| Task statement |
What the response needs is every record, repeated verbatim, and no images.

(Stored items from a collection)

____

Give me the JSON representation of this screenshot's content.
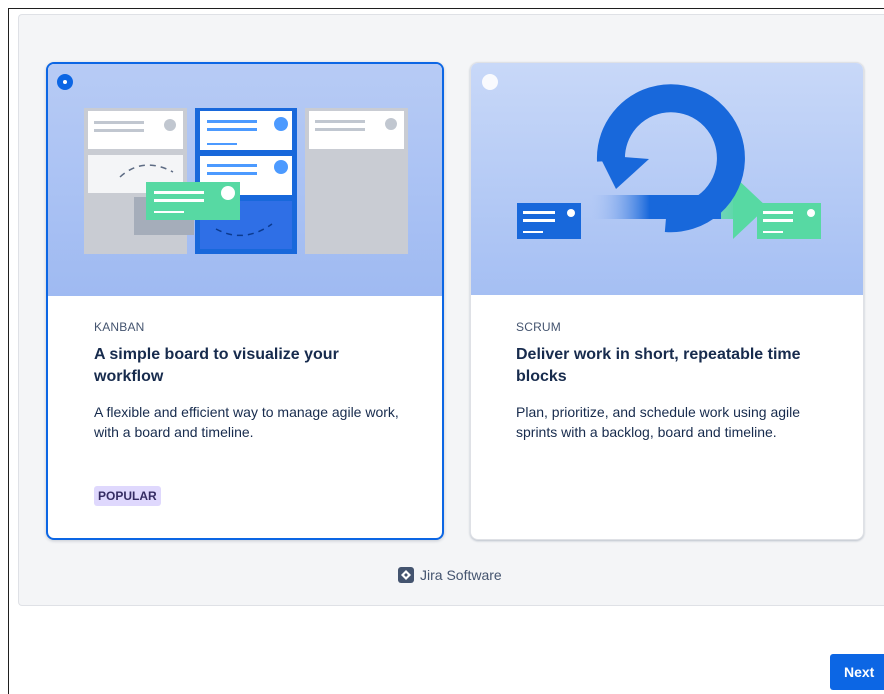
{
  "cards": [
    {
      "eyebrow": "KANBAN",
      "title": "A simple board to visualize your workflow",
      "description": "A flexible and efficient way to manage agile work, with a board and timeline.",
      "badge": "POPULAR",
      "selected": true
    },
    {
      "eyebrow": "SCRUM",
      "title": "Deliver work in short, repeatable time blocks",
      "description": "Plan, prioritize, and schedule work using agile sprints with a backlog, board and timeline.",
      "selected": false
    }
  ],
  "footer": {
    "brand": "Jira Software"
  },
  "actions": {
    "next_label": "Next"
  },
  "icons": {
    "selected_radio": "radio-selected-icon",
    "unselected_radio": "radio-unselected-icon",
    "brand": "jira-logo-icon"
  },
  "colors": {
    "accent": "#0c66e4",
    "badge_bg": "#dfd8fd",
    "badge_text": "#352c63",
    "panel_bg": "#f4f5f7",
    "green_card": "#57d9a3"
  }
}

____

| Result of the task |
Give me the JSON representation of this screenshot's content.
{
  "cards": [
    {
      "eyebrow": "KANBAN",
      "title": "A simple board to visualize your workflow",
      "description": "A flexible and efficient way to manage agile work, with a board and timeline.",
      "badge": "POPULAR",
      "selected": true
    },
    {
      "eyebrow": "SCRUM",
      "title": "Deliver work in short, repeatable time blocks",
      "description": "Plan, prioritize, and schedule work using agile sprints with a backlog, board and timeline.",
      "selected": false
    }
  ],
  "footer": {
    "brand": "Jira Software"
  },
  "actions": {
    "next_label": "Next"
  },
  "icons": {
    "selected_radio": "radio-selected-icon",
    "unselected_radio": "radio-unselected-icon",
    "brand": "jira-logo-icon"
  },
  "colors": {
    "accent": "#0c66e4",
    "badge_bg": "#dfd8fd",
    "badge_text": "#352c63",
    "panel_bg": "#f4f5f7",
    "green_card": "#57d9a3"
  }
}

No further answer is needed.